Once you get it, then you have to make good on the opportunity. This is where your years of planning and hard work comes into play. Getting, for example, a transformative job means nothing if you get fired soon afterwards for not being able to do it well, and most jobs require some basic foundation in skills and knowledge and then the ability to learn more. CU gave me both the skills to put myself in a position to be offered these gigs and the knowledge – not the specific knowledge of how to do those jobs. After all, I didn't study journalism, broadcasting or podcasting in school – but the lifelong ability to know how to keep learning. This is one of the most important skills you've gained through your planning. You were prepared to learn more. This skill will be your salvation. We live in an era where the ability to be a lifelong self-educator is absolutely indispensable, so regardless of whatever specific degree you've earned or what subject you majored in, what we're really celebrating here today is the culmination of this stage of your life's work in making you better able to deal with whatever comes your way – positive and negative.

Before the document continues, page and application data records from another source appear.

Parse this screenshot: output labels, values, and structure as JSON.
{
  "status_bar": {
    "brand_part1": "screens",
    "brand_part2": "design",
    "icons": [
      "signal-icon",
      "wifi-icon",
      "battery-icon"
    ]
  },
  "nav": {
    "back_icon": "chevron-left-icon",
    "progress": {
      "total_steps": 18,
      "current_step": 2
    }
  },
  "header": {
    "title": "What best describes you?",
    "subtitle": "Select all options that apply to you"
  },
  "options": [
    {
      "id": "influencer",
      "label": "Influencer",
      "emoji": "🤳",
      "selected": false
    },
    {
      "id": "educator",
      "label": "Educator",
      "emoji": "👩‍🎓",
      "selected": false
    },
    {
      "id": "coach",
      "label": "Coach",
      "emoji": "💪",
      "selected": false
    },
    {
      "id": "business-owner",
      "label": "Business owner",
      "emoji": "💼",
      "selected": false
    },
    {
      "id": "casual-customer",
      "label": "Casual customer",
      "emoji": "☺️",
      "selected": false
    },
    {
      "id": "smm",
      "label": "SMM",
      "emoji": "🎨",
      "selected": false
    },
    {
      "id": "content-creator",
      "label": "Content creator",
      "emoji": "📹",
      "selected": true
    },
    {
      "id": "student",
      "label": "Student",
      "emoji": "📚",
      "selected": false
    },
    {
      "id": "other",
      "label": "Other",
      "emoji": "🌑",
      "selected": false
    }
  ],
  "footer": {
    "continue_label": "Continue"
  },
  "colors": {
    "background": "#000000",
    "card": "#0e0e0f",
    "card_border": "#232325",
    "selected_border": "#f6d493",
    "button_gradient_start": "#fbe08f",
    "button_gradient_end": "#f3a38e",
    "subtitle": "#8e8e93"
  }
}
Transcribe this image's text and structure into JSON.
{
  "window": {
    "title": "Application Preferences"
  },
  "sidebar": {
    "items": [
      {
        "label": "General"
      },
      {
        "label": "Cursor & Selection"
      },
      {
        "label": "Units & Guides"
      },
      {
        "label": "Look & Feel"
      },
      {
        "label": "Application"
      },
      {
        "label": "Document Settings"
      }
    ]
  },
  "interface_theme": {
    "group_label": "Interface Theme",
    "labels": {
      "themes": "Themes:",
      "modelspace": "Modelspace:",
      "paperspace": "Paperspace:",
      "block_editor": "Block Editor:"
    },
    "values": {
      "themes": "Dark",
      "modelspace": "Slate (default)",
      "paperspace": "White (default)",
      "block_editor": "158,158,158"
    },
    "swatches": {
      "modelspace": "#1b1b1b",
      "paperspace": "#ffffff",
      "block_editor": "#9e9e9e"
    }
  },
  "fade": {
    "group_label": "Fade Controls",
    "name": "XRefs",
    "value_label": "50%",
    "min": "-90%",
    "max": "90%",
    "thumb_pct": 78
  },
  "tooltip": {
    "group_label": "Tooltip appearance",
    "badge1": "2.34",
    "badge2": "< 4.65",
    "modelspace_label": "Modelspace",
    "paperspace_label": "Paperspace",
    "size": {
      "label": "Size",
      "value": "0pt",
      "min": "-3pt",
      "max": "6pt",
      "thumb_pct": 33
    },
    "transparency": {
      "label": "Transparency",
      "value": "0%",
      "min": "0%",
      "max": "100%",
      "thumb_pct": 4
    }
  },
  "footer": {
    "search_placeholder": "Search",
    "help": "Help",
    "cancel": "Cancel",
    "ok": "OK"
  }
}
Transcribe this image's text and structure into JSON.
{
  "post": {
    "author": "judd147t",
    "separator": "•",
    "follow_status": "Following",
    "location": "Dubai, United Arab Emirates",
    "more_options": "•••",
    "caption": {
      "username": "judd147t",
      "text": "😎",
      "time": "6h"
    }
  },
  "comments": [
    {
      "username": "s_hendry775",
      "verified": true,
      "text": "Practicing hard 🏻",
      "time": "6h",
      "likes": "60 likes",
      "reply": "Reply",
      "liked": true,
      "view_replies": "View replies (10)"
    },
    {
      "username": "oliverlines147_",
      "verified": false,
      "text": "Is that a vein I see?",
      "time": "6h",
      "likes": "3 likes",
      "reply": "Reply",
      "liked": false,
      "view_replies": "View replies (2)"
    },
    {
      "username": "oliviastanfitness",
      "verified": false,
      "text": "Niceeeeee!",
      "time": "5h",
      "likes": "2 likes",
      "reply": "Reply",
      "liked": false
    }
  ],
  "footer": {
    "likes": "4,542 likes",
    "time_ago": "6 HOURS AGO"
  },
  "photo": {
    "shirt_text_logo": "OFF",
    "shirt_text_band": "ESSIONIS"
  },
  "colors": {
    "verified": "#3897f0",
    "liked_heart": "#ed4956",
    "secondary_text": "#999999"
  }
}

You're going to be blindsided by events, both joyous and not, your entire life. What you've done by completing this chapter in your personal story is hedge against the future. You don't know what's coming. Who can? But because of the work you've put in, you have become a more formidable individual. A more formidable version of you will be better able to roll with whatever punches await, while also putting you in a better position to take advantage of the opportunities that come your way in life. Think about who you were when you started here at CU and think about yourself now that you've finished. You've done the equivalent of leveling up in this role playing game or computer simulation called “Life.” This impacts everything for the rest of your days in ways that will be both obvious and not. A more formidable you will be a better employee, boss, parent, and maybe even person.
You may not be able to count on your specific plans for the future. They may get derailed or you may fall in love with another path, but because of your efforts and hard work, you're going to be more prepared for all of it. And remember to take your shots along the way because you never know which ones are going to pay off until you're in a position later on to connect the dots of your own past.
With one exception, I can guarantee you that the shot you took when you applied to this institution is one you will never regret. I don't have to wait until the end of your life to tell you that. I speak from experience. Congratulations Buffaloes on radically improving your chances in life. Go make the world a better place. I am so proud of you all. Go Buffs.